In theory, bastards were at a considerable disadvantage. Regarded as ‘filius nullius’ or the son of no one, they were unable to inherit real property and barred from the priesthood. In practice, illegitimacy could be less of a stigma in late medieval England than it became between the sixteenth and late twentieth centuries. There were ways of making provision for illegitimate offspring and some bastards did extremely well: in the church; through marriage; as soldiers; a few even succeeding to the family estates.
_The Legitimacy of Bastards_ is the first book to consider the individuals who had illegitimate children, the ways in which they provided for them and attitudes towards both the parents and the bastard children. It also highlights important differences between the views of illegitimacy taken by the Church and by the English law.
My Thoughts on the Legitimacy of Bastards:
As I stated above, this book was one that made me sit back and think! I found so much information that I had never considered! We know the side of the royals, they are well documented, but what about the landed gentry? Knights? There are so many different aspects of life that have not been expounded upon as much. This book delved into those shadows. What happens if you had bastard sons, but no legitimate? What about daughters?
These children, although accepted by their parents, were still considered born “on the wrong side of the sheets.” While today, many will turn a blind eye, in medieval times, this was not the case. Illegitimate sons were barred from many types of inheritance, although there were some that found the loopholes.

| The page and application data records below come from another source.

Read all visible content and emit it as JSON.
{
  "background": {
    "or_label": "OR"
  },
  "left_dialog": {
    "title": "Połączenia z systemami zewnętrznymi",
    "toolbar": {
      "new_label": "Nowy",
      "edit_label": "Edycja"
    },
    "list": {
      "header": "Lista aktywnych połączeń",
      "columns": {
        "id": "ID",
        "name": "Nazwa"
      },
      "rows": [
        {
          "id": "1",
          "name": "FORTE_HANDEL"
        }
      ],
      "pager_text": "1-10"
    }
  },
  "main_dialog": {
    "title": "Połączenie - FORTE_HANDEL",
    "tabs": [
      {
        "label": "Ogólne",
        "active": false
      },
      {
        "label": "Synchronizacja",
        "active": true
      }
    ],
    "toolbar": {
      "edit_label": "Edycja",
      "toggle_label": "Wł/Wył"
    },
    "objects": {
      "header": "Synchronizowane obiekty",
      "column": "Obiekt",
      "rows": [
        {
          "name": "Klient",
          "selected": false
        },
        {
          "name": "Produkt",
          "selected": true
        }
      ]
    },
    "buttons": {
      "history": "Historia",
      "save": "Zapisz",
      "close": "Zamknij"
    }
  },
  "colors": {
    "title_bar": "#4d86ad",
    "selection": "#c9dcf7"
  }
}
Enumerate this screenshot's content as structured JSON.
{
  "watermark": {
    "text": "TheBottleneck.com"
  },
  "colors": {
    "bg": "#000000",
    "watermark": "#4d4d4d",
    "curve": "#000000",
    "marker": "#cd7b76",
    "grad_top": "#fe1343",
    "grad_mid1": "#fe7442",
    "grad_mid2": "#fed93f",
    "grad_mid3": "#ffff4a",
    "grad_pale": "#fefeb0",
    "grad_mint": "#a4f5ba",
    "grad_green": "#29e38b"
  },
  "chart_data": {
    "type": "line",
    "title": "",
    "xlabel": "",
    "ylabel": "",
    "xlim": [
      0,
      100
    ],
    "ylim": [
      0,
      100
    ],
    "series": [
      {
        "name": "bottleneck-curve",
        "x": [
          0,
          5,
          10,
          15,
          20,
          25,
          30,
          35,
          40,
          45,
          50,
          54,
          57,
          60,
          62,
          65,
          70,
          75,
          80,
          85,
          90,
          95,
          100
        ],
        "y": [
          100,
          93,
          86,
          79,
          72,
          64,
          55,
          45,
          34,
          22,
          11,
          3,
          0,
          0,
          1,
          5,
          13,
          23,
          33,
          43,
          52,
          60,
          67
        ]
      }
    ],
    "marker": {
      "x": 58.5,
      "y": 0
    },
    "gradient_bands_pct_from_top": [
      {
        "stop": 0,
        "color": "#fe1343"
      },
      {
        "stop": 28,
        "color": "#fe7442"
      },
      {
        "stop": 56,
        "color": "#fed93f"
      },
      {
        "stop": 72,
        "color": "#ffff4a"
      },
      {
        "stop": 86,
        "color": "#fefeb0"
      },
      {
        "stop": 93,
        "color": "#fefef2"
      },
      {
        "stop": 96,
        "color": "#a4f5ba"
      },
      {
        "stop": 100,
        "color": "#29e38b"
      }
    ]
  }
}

Helen Matthews brings to light many of these children, their families, and the different aspects of their lives – many of which we may not know about. I thoroughly enjoyed this book and learning about a different part of medieval history, one that is not often discussed, except for royal bastards.
This book is definitely worth the read! Grab it now!